Abu Walid al-Sahrawi: The Daesh wolf who disappeared into the African Desert
In May 2015, Islamic militant and leader of the Islamic State in the Greater Sahara Abu Walid al-Sahrawi released a video with 40 of his fighters giving the pledge of allegiance, or baya, to Daesh leader Abu Bakr al-Baghdadi.
Lehbib Ould Ali Ould Said Ould Yumani is a former commander in al-Qaeda in the Islamic Maghreb, and part of the group that founded the Movement for Oneness and Jihad in West Africa in October 2011.
About four years later, Al Baghdadi appeared in a video in which he greeted Sahrawi and urged him to keep on plotting terrorist operations against France and the United States.
Later, Daesh media channels on Telegram broadcast footages of terrorist operations carried out by Daesh fighters in Africa, which all had Sahrawi’s signature all over.
Despite Sahrawi’s allegiance to Baghdadi in 2015, the Daesh leader did not recognize him or his group, however, the consecutive losses endured by the terrorist organization pushed Baghdadi into recognizing a new Daesh wolf in Africa.
Sahrawi made his first appearance in 2011 when he announced the foundation of what he called the Movement for Oneness and Jihad in West Africa (MOJWA), which claimed responsibility for the kidnapping of three European aid workers in Algeria.

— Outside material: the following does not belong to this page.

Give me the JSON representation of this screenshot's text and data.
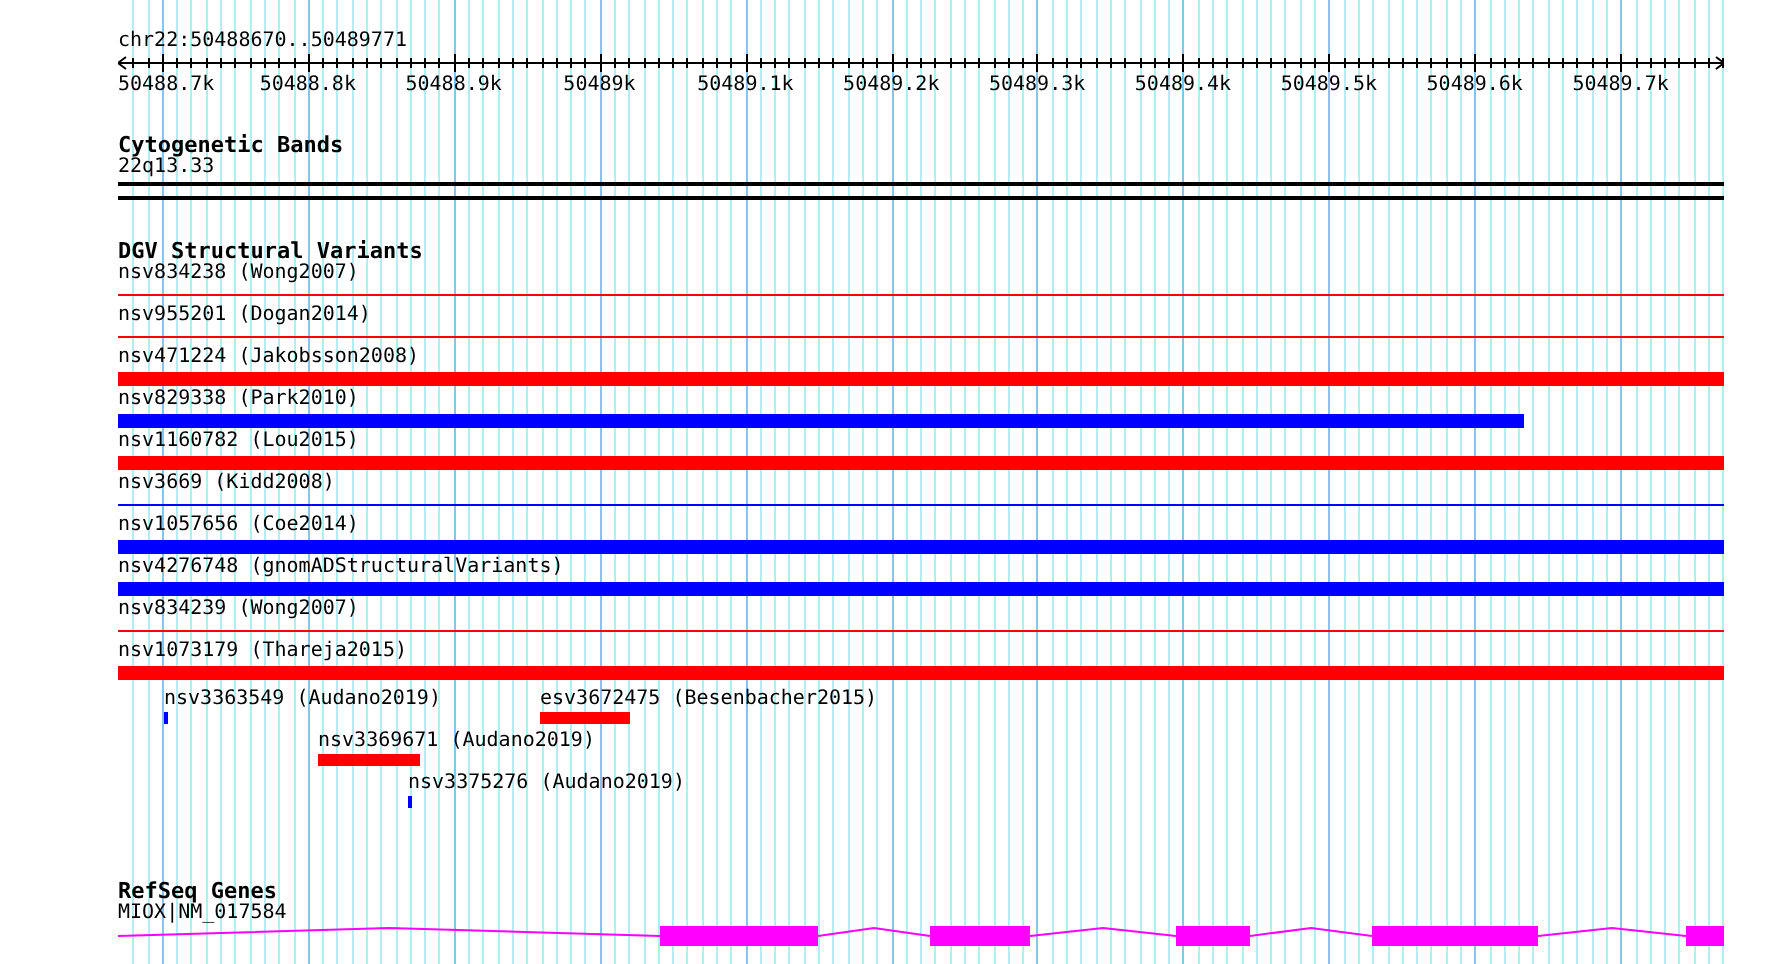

On 3 March 2012, MOJWA claimed responsibility for a suicide car bombing at a paramilitary police base in Tamanrasset that resulted in injuries to 10 soldiers and one civilian, some of whom were in serious condition.
After Algeria arrested three Islamists leaders, MOJWA threatened to execute the hostages unless Algeria released Necib Tayeb, also known as Abderrahmane Abou Ishak Essoufi, a senior member of al-Qaeda in the Islamic Maghreb. The vice-counsul, Tahar Touati was executed on 1 September, according to Agence Nouakchott d'information.
After these operations, Sahrawi disappeared for several months before reappearing, declaring his group an affiliate with al-Qaeda and following the approach of its terrorist chief Ayman al-Zawahiri.
About a year later, Sahrawi and his companion Mokhtar Belmokhtar announced their new militant jihadist organization, namely Al-Mourabitoun.
On May 15, 2015, the terrorist organization published an audio recording of Sahrawi, in which he said, "The Mourabitoun group announces its allegiance to the Emir of the Faithful and the Muslim Caliph Abu Bakr al-Baghdadi.”
However, his former companion Belmokhtar announced that Al Mourabitoun is still an affiliate to al-Qaeda before broadcasting an audio recording of terrorist Hisham Ashmawy, describing him as Emir of the Mourabitoun.
In August 2018, the United Nations Security Council and the United States of America separately placed Abu Walid on the list of the most dangerous terrorist figures, asserting that the Sahrawi was linked to Daesh.
Since then, the United States has announced financial rewards for information on the whereabouts of Sahrawi who disappeared after an air raid that targeted him.